On reaching home, he went inside and took out the radios and a towel. When he gave Braba the things, he gave him back the towel and said it did not have on any mark. "Braba" said he wanted something with his name so that if he did not co-operate, he could leave it at the bank.
Gillette said: "I went back inside the house and I found a pillow case with my sister's name on it and I took that back to him and he accepted it." Braba asked him for the food and he went to the bakery where he collected bread and petrol. He said he went to a house where Braba said he would be staying. The witness told "Braba" that his wife and children would be fretting as he was used to going home at a certain time and "Braba" said he could go but he should remember Morris and himself were still "his possession". If there was any slip, they would kill them. The owner of the house told the witness to bring Burns in the morning because Burns always had a spare car at his garage.
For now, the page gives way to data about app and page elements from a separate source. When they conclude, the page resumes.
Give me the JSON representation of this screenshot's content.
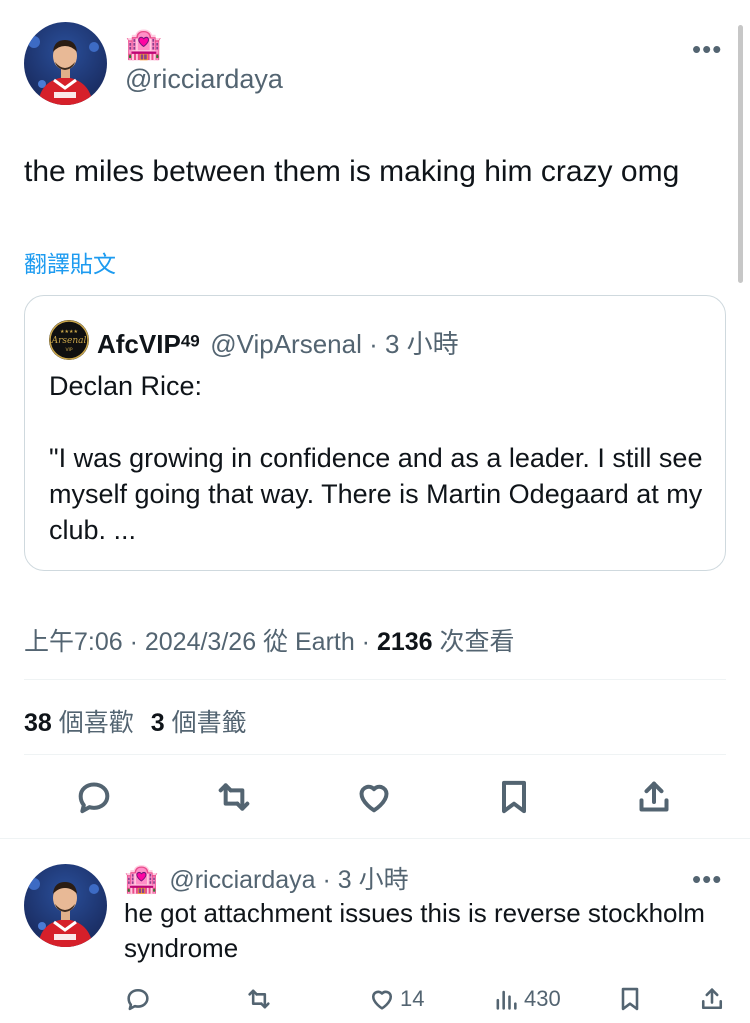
{
  "tweet": {
    "author_emoji": "🏩",
    "handle": "@ricciardaya",
    "more": "•••",
    "text": "the miles between them is making him crazy omg",
    "translate_label": "翻譯貼文",
    "quote": {
      "name": "AfcVIP",
      "name_sup": "49",
      "handle_time": "@VipArsenal · 3 小時",
      "text": "Declan Rice:\n\n\"I was growing in confidence and as a leader. I still see myself going that way. There is Martin Odegaard at my club. ..."
    },
    "meta": {
      "time_date_source": "上午7:06 · 2024/3/26 從 Earth · ",
      "views_count": "2136",
      "views_label": " 次查看"
    },
    "counts": {
      "likes": "38",
      "likes_label": " 個喜歡",
      "bookmarks": "3",
      "bookmarks_label": " 個書籤"
    }
  },
  "reply": {
    "author_emoji": "🏩",
    "handle_time": "@ricciardaya · 3 小時",
    "more": "•••",
    "text": "he got attachment issues this is reverse stockholm syndrome",
    "likes": "14",
    "views": "430"
  },
  "icons": [
    "reply-icon",
    "retweet-icon",
    "like-icon",
    "bookmark-icon",
    "share-icon",
    "views-icon"
  ],
  "colors": {
    "link": "#1d9bf0",
    "secondary_text": "#536471",
    "divider": "#eff3f4",
    "jersey_red": "#d6202a"
  }
}
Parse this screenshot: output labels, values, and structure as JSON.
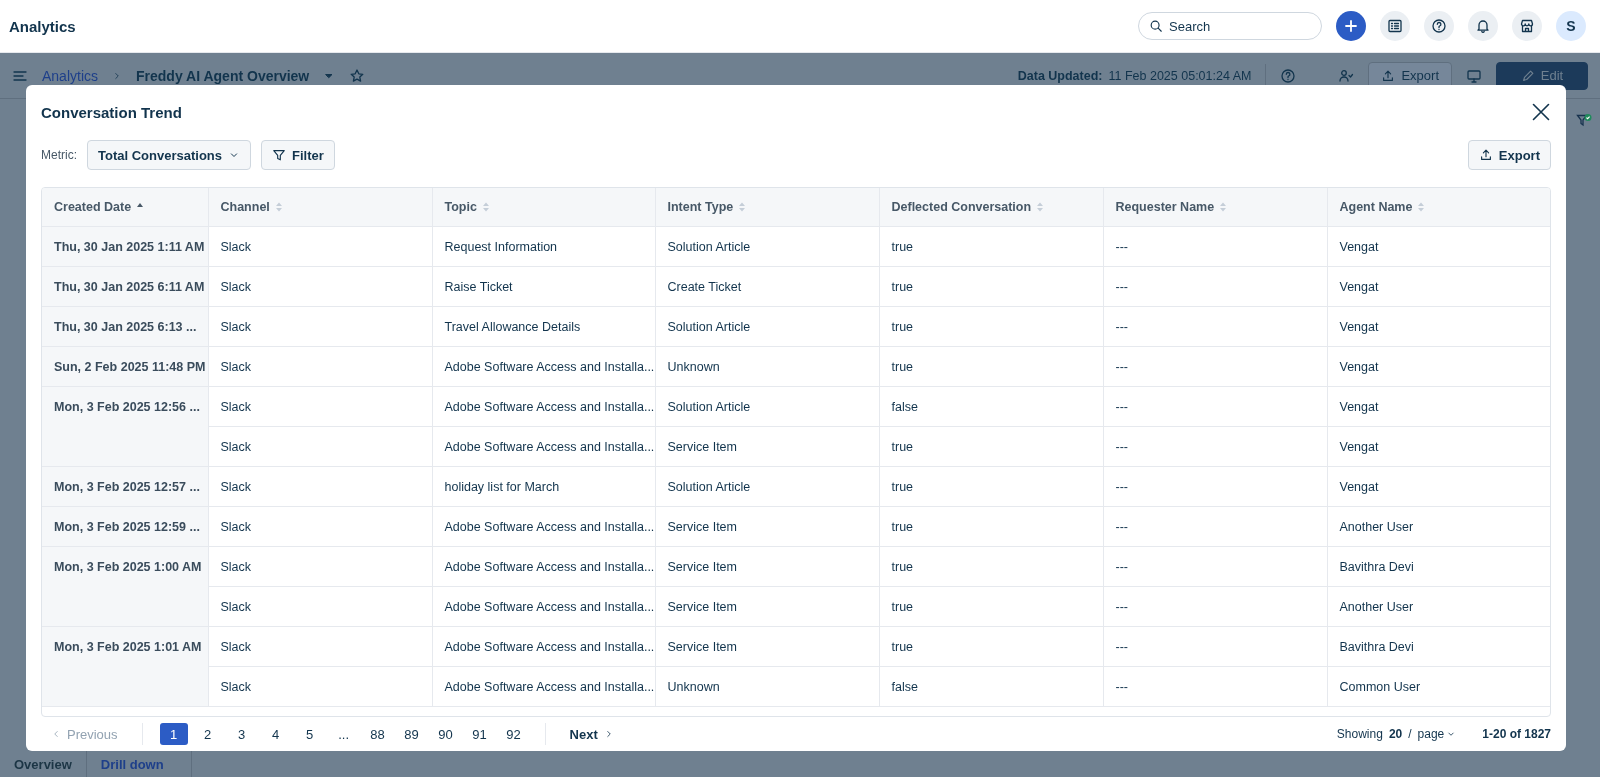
{
  "top_bar": {
    "title": "Analytics",
    "search": {
      "placeholder": "Search"
    },
    "avatar": "S"
  },
  "page_header": {
    "breadcrumb": [
      {
        "label": "Analytics",
        "kind": "link"
      },
      {
        "label": "Freddy AI Agent Overview",
        "kind": "current"
      }
    ],
    "data_updated_label": "Data Updated:",
    "data_updated_value": "11 Feb 2025 05:01:24 AM",
    "export_label": "Export",
    "edit_label": "Edit"
  },
  "bottom_tabs": [
    {
      "label": "Overview",
      "selected": false
    },
    {
      "label": "Drill down",
      "selected": true
    }
  ],
  "modal": {
    "title": "Conversation Trend",
    "metric_label": "Metric:",
    "metric_value": "Total Conversations",
    "filter_label": "Filter",
    "export_label": "Export",
    "table": {
      "columns": [
        {
          "label": "Created Date",
          "sorted": true
        },
        {
          "label": "Channel",
          "sorted": false
        },
        {
          "label": "Topic",
          "sorted": false
        },
        {
          "label": "Intent Type",
          "sorted": false
        },
        {
          "label": "Deflected Conversation",
          "sorted": false
        },
        {
          "label": "Requester Name",
          "sorted": false
        },
        {
          "label": "Agent Name",
          "sorted": false
        }
      ],
      "groups": [
        {
          "date": "Thu, 30 Jan 2025 1:11 AM",
          "rows": [
            [
              "Slack",
              "Request Information",
              "Solution Article",
              "true",
              "---",
              "Vengat"
            ]
          ]
        },
        {
          "date": "Thu, 30 Jan 2025 6:11 AM",
          "rows": [
            [
              "Slack",
              "Raise Ticket",
              "Create Ticket",
              "true",
              "---",
              "Vengat"
            ]
          ]
        },
        {
          "date": "Thu, 30 Jan 2025 6:13 ...",
          "rows": [
            [
              "Slack",
              "Travel Allowance Details",
              "Solution Article",
              "true",
              "---",
              "Vengat"
            ]
          ]
        },
        {
          "date": "Sun, 2 Feb 2025 11:48 PM",
          "rows": [
            [
              "Slack",
              "Adobe Software Access and Installa...",
              "Unknown",
              "true",
              "---",
              "Vengat"
            ]
          ]
        },
        {
          "date": "Mon, 3 Feb 2025 12:56 ...",
          "rows": [
            [
              "Slack",
              "Adobe Software Access and Installa...",
              "Solution Article",
              "false",
              "---",
              "Vengat"
            ],
            [
              "Slack",
              "Adobe Software Access and Installa...",
              "Service Item",
              "true",
              "---",
              "Vengat"
            ]
          ]
        },
        {
          "date": "Mon, 3 Feb 2025 12:57 ...",
          "rows": [
            [
              "Slack",
              "holiday list for March",
              "Solution Article",
              "true",
              "---",
              "Vengat"
            ]
          ]
        },
        {
          "date": "Mon, 3 Feb 2025 12:59 ...",
          "rows": [
            [
              "Slack",
              "Adobe Software Access and Installa...",
              "Service Item",
              "true",
              "---",
              "Another User"
            ]
          ]
        },
        {
          "date": "Mon, 3 Feb 2025 1:00 AM",
          "rows": [
            [
              "Slack",
              "Adobe Software Access and Installa...",
              "Service Item",
              "true",
              "---",
              "Bavithra Devi"
            ],
            [
              "Slack",
              "Adobe Software Access and Installa...",
              "Service Item",
              "true",
              "---",
              "Another User"
            ]
          ]
        },
        {
          "date": "Mon, 3 Feb 2025 1:01 AM",
          "rows": [
            [
              "Slack",
              "Adobe Software Access and Installa...",
              "Service Item",
              "true",
              "---",
              "Bavithra Devi"
            ],
            [
              "Slack",
              "Adobe Software Access and Installa...",
              "Unknown",
              "false",
              "---",
              "Common User"
            ]
          ]
        }
      ]
    },
    "pagination": {
      "previous": {
        "label": "Previous",
        "disabled": true
      },
      "pages": [
        {
          "label": "1",
          "selected": true
        },
        {
          "label": "2",
          "selected": false
        },
        {
          "label": "3",
          "selected": false
        },
        {
          "label": "4",
          "selected": false
        },
        {
          "label": "5",
          "selected": false
        },
        {
          "label": "...",
          "selected": false
        },
        {
          "label": "88",
          "selected": false
        },
        {
          "label": "89",
          "selected": false
        },
        {
          "label": "90",
          "selected": false
        },
        {
          "label": "91",
          "selected": false
        },
        {
          "label": "92",
          "selected": false
        }
      ],
      "next": {
        "label": "Next",
        "disabled": false
      },
      "showing_label": "Showing",
      "page_size": "20",
      "per_page_label": "/",
      "page_label": "page",
      "range": "1-20 of 1827"
    }
  }
}
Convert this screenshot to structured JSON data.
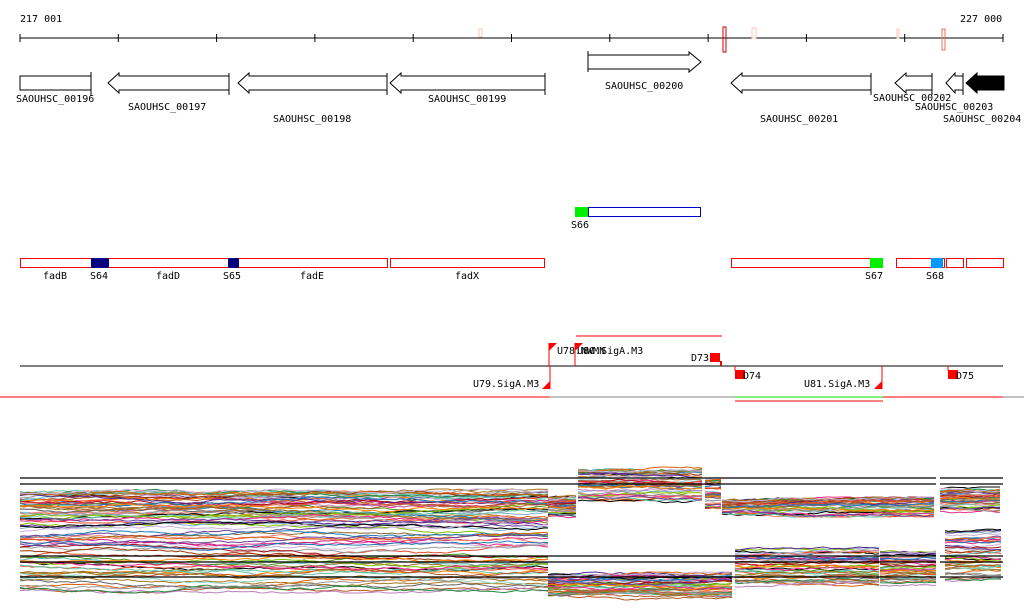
{
  "ruler": {
    "start_label": "217 001",
    "end_label": "227 000"
  },
  "genes": [
    {
      "name": "SAOUHSC_00196"
    },
    {
      "name": "SAOUHSC_00197"
    },
    {
      "name": "SAOUHSC_00198"
    },
    {
      "name": "SAOUHSC_00199"
    },
    {
      "name": "SAOUHSC_00200"
    },
    {
      "name": "SAOUHSC_00201"
    },
    {
      "name": "SAOUHSC_00202"
    },
    {
      "name": "SAOUHSC_00203"
    },
    {
      "name": "SAOUHSC_00204"
    }
  ],
  "features": {
    "s66": "S66",
    "labels": [
      "fadB",
      "S64",
      "fadD",
      "S65",
      "fadE",
      "fadX",
      "S67",
      "S68"
    ]
  },
  "tss": {
    "u78": "U78.NWMN",
    "u80": "U80.SigA.M3",
    "d73": "D73",
    "u79": "U79.SigA.M3",
    "d74": "D74",
    "u81": "U81.SigA.M3",
    "d75": "D75"
  },
  "colors": {
    "feature_border": "#ff0000",
    "s66_border": "#0000cc",
    "green": "#00ee00",
    "navy": "#000080",
    "lightblue": "#0099ff",
    "traces": [
      "#000000",
      "#e34a33",
      "#d95f0e",
      "#8c6d31",
      "#66c2a5",
      "#7fbf00",
      "#a6761d",
      "#e7298a",
      "#6a3d9a",
      "#1f78b4",
      "#b15928",
      "#ff7f00",
      "#999999",
      "#cab2d6",
      "#80b1d3",
      "#bc80bd",
      "#8dd3c7",
      "#5ab4ac",
      "#c51b7d",
      "#4d9221",
      "#fb8072",
      "#666666",
      "#993404",
      "#238b45",
      "#a50f15",
      "#54278f"
    ]
  }
}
The witness returned with Burns in the morning. Gillette said that Braba asked him to show him how to use the "Walkie Talkie," called them together and gave instructions that the witness should wait at the crossroads and he (Gillette) Burns and others at the Port Maria end of the town. Gillette said that on reaching the roundabout at Highgate they decided not to stop but to drive up to the Fraserwood Road where he met the witness. He came out of the van and went into the witness' car. He told witness it would be safe if they left and went to Caymanas Park.
Gillette said that on their way through a shortcut, he saw one of the men who was at the house and he told the witness to turn back and drive by way of Guys Hill. On reaching the square at Mongrave, the witness let him out to urinate and when he was through he went to the bar where witness was. They came out of the bar and a policeman asked him if one of his horses was trying on that day. Gillette said he was stepping off when he was accosted by another policeman and taken into custody.
He said on the morning of March 18, a prisoner whispered to him that if he mentioned Braba or Johnson's name, his mother would be killed. Gillette said when he was being questioned by the police, he tried not to mention the names of both men because he feared for his mother's life.
The jury, after retiring for about 30 minutes, returned not guilty verdicts in favour of Morris and Gillette, both in respect of murder and manslaughter. They were accordingly acquitted. After the acquittal, Velma Hylton submitted that she wished to have the indictment transferred to the High Court Division of the Gun Court. She said that the DPP would have to take a decision in regard to Burns, the third person named on the indictment, who had earlier been acquitted on a no-case submission put forward by his lawyer.
Objection was then taken by attorneys Howard Hamilton, who represented Gillette, and L H McLean, who represented Morris, to the indictment being sent to the Gun Court in light of what they said was the clear direction given to the jury dealing with the plan to rob.
The Chief Justice thereupon transferred the case and said this was not for him to decide and the attorneys could take up the matter before another court. The chief justice ordered that the two accused enter into new bail bonds in the sum of $50,000 each to appear before the Gun Court at a later date. The men were then each granted bail in the sum of $50,000.
Author's note: I thoroughly enjoyed writing this series and I felt gratified to learn that the material is now in the archives of the Supreme Court and was lapped up weekly by the Norman Manley Law School community, in addition to the numerous overseas researchers. Special thanks to the living relatives of family members whose lives featured in these dramatic events. But even more so, to my loyal readers who kept me going from week to week. - Sybil E Hibbert